Guest Lecture: Keith Hebert

Actions Panel

Guest Lecture: Keith Hebert

Author and history professor Keith Hebert presents "Alexander Stephens's Cornerstone Speech and the Lost Cause"

By National Civil War Naval Museum

When and where

Date and time

Starts on Thursday, June 15 · 7pm EDT


National Civil War Naval Museum 1002 Victory Drive Columbus, GA 31901

Refund Policy

No Refunds

About this event

  • 2 hours
  • Mobile eTicket

When: Thursday, June 15 @ 7pm (eastern)

Where: National Civil War Naval Museum, 1002 Victory Drive, Columbus, GA 31901

Cost: FREE and open to the public

Born in early 1812 in Crawfordville, Georgia, Alexander Stephens grew up in an antebellum South that would one day inform the themes of his famous Cornerstone Speech. While Stephens made many speeches throughout his lifetime, the Cornerstone Speech is the discourse for which he is best remembered. Stephens delivered it on March 21, 1861—one month after his appointment as vice president of the Confederacy—asserting that slavery and white supremacy comprised the cornerstone of the Confederate States of America. Following the war and the defeat of the Confederacy, Stephens claimed that his assertions in the Cornerstone Speech had been misrepresented, his meaning misunderstood, as he sought to breathe new and different life into an oration that may have otherwise been forgotten. His intentionally ambiguous rhetoric throughout the postwar years obscured his true antebellum position on slavery and its centrality to the Confederate Nation and lent itself to early constructions of Lost Cause mythology. Hébert's presentation examines how Alexander Stephens originally constructed, and then reinterpreted, his well-known Cornerstone Speech. Hébert illustrates the complexity of Stephens’s legacy, meticulously tracing how this speech, reverberated in the nation’s consciousness during Reconstruction, through the early twentieth century, and in debates about the commemoration of the Civil War. The speech's implications span far beyond the memorialization of Confederate symbols. As our nation grapples with the animating ideas of the past and discovering how these ideas continue to inform the present the Cornerstone Speech remains an important part of American culture.

Keith Hebert is the Draughon Associate Professor of Southern History at Auburn University. He received a PhD in History from Auburn University. He is the author of several books including Cornerstone of the Confederacy: Alexander Stephens and the Speech that Defined the Lost Cause (University of Tennessee Press, 2021). Hebert is a Georgia native who currently lives in Prattville, Alabama.

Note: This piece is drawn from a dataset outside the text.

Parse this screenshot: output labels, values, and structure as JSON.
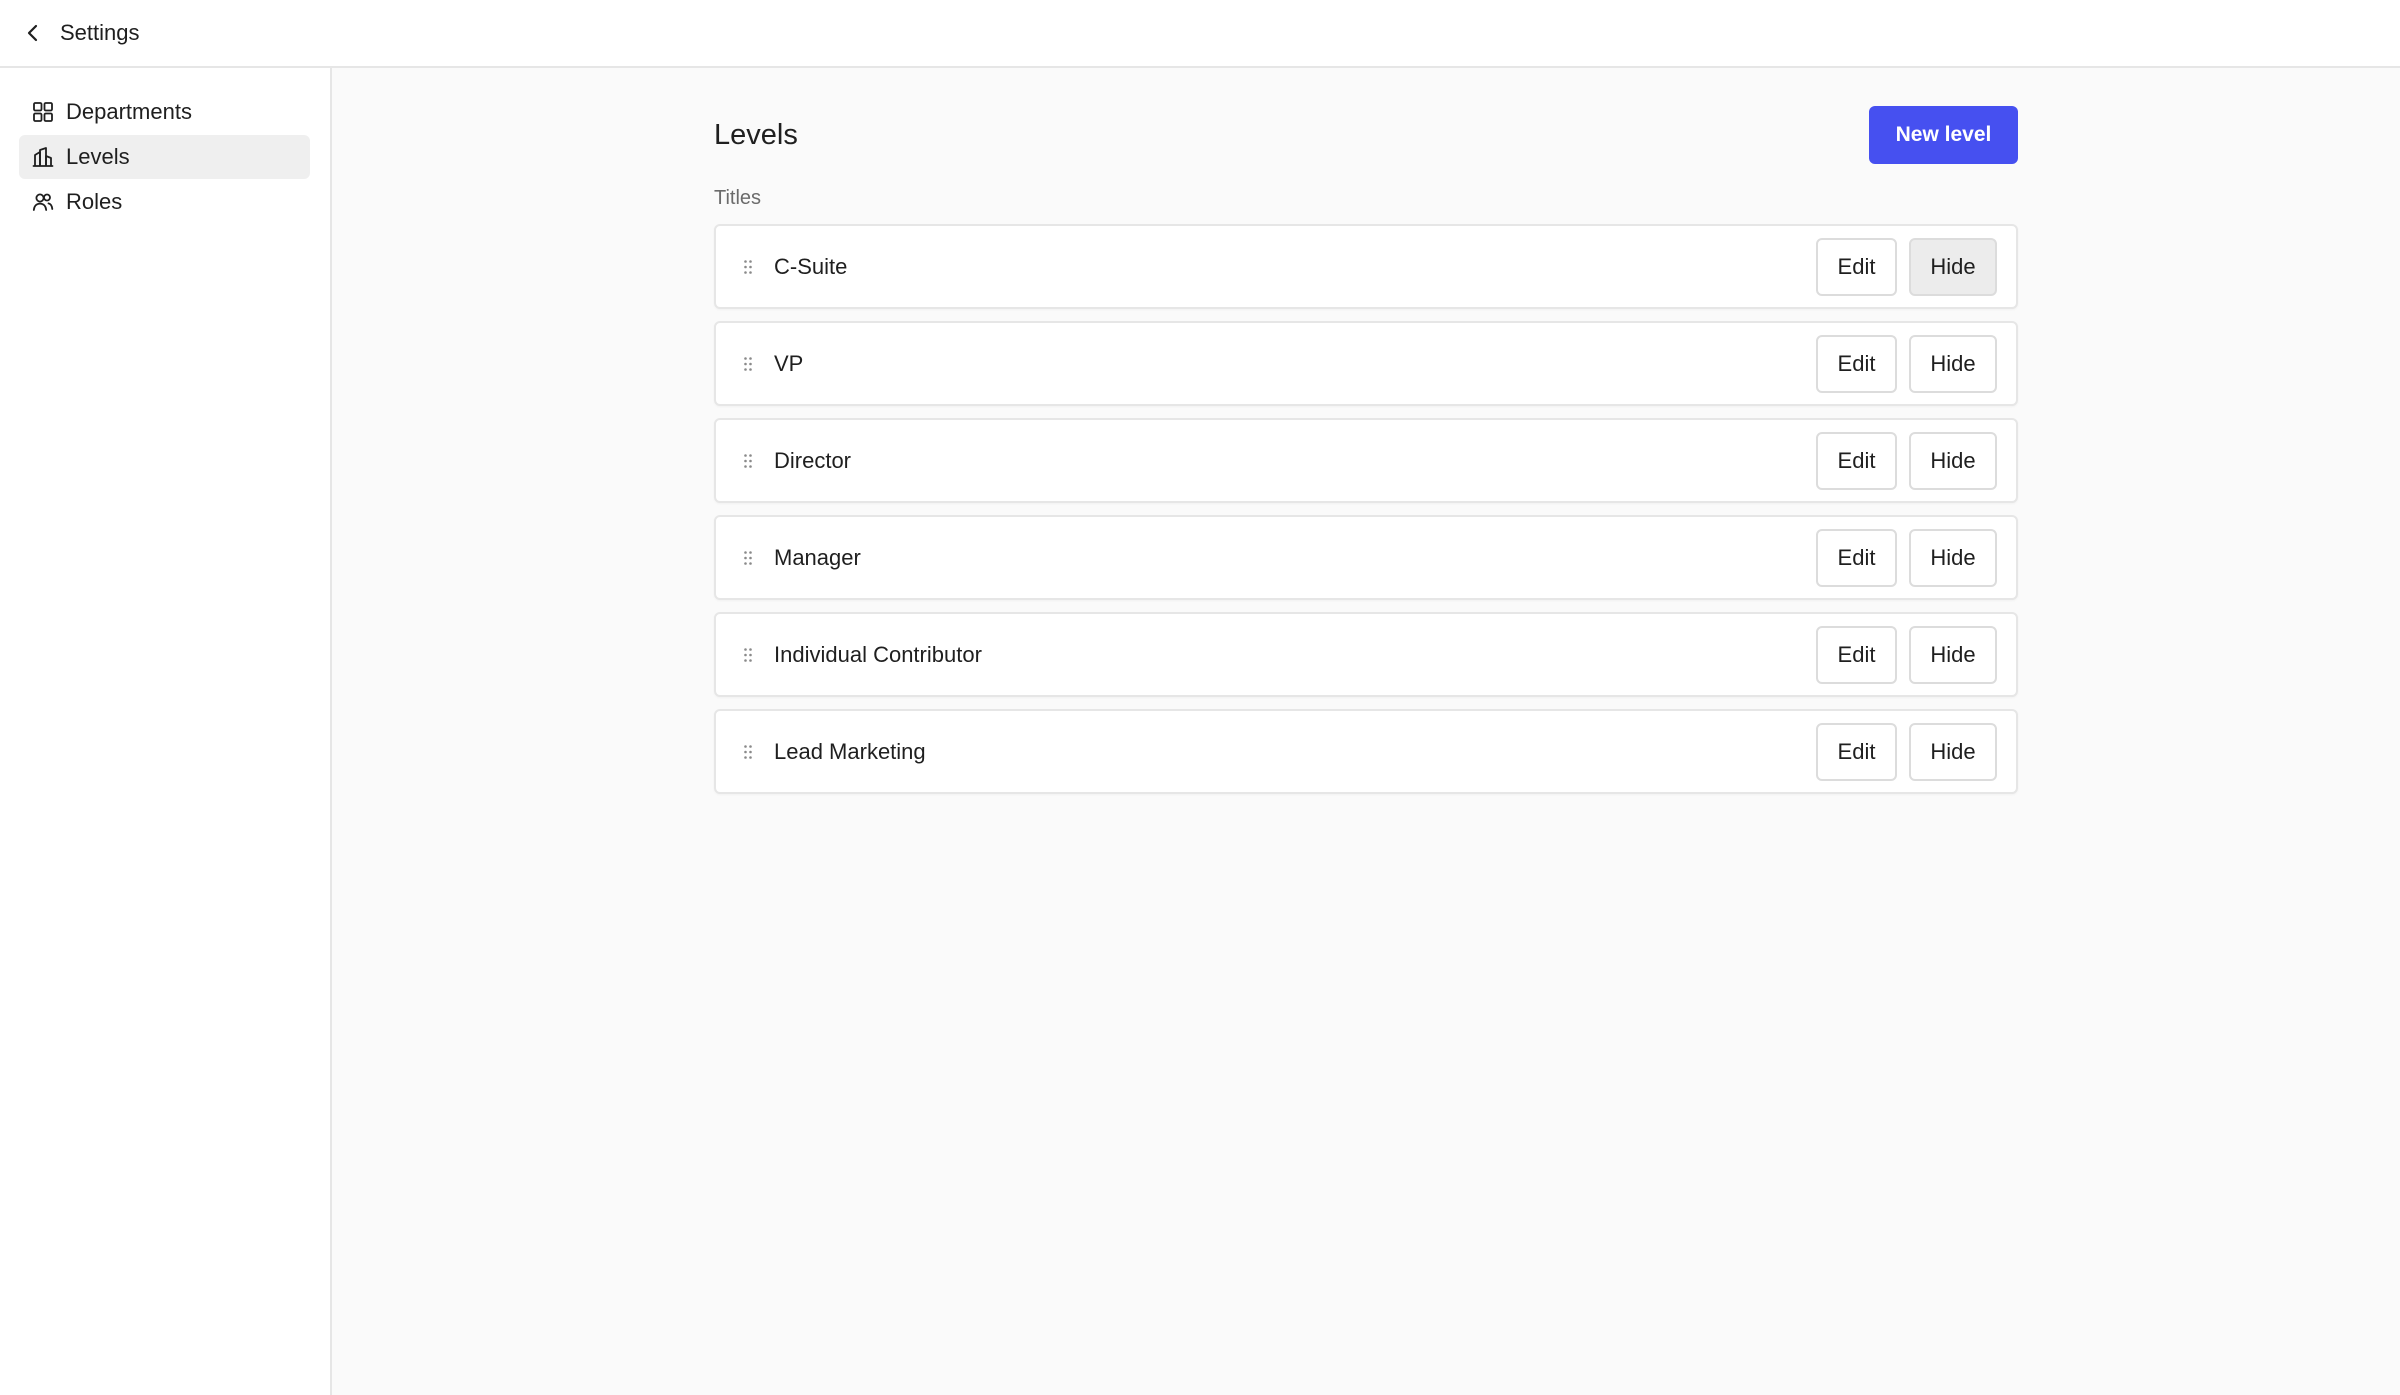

About the organizer

Contact 706-327-9798

1002 Victory Drive Columbus, GA 31901